Brief> Look through the records, and whenever a line includes the word "Begrenzung", copy it.

Records contained in a dataset
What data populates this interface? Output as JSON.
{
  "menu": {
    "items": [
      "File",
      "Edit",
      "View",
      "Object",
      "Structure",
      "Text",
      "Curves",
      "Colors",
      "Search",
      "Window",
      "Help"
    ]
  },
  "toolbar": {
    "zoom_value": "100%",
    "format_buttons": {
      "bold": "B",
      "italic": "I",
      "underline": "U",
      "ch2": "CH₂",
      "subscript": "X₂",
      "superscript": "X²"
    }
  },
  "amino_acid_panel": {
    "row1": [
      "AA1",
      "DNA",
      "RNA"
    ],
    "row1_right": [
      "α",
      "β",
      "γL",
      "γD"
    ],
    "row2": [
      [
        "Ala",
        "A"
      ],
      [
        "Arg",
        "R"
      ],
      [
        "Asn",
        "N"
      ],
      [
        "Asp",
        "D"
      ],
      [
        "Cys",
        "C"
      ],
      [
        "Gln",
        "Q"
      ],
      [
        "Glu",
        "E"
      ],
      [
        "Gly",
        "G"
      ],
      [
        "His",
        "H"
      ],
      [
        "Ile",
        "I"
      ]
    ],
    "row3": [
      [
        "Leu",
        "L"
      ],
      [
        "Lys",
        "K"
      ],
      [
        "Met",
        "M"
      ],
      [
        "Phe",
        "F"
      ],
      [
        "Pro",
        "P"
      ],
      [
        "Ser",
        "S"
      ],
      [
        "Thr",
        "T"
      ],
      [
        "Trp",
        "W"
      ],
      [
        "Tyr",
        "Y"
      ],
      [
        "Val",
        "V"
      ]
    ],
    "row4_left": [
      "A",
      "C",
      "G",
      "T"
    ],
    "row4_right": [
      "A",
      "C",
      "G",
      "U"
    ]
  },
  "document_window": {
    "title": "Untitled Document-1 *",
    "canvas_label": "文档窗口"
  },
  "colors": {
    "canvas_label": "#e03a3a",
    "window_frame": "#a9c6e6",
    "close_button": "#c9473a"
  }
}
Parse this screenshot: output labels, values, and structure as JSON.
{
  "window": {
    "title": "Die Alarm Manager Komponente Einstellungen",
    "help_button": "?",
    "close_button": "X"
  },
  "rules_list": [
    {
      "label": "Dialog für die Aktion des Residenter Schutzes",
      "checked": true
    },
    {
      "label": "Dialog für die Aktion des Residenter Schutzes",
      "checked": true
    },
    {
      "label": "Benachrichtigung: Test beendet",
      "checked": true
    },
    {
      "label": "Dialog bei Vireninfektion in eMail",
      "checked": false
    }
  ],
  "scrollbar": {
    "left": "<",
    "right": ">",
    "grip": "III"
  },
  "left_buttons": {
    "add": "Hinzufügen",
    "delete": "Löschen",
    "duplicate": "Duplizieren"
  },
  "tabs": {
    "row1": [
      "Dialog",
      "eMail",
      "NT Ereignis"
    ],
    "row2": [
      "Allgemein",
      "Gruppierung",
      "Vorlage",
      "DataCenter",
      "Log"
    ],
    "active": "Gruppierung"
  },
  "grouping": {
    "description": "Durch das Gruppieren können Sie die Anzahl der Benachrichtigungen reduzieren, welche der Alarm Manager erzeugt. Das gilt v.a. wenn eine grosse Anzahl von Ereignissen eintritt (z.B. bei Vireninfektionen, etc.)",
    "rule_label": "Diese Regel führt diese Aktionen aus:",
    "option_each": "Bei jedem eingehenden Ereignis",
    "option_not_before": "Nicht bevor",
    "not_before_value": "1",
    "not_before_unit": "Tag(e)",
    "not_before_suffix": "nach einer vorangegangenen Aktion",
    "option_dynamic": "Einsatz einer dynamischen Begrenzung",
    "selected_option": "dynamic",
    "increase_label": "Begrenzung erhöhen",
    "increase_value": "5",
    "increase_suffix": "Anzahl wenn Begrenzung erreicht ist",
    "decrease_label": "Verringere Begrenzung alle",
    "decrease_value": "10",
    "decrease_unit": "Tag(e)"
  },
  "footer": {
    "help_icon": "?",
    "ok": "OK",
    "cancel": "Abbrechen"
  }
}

Written solution>
    "option_dynamic": "Einsatz einer dynamischen Begrenzung",
    "increase_label": "Begrenzung erhöhen",
    "increase_suffix": "Anzahl wenn Begrenzung erreicht ist",
    "decrease_label": "Verringere Begrenzung alle",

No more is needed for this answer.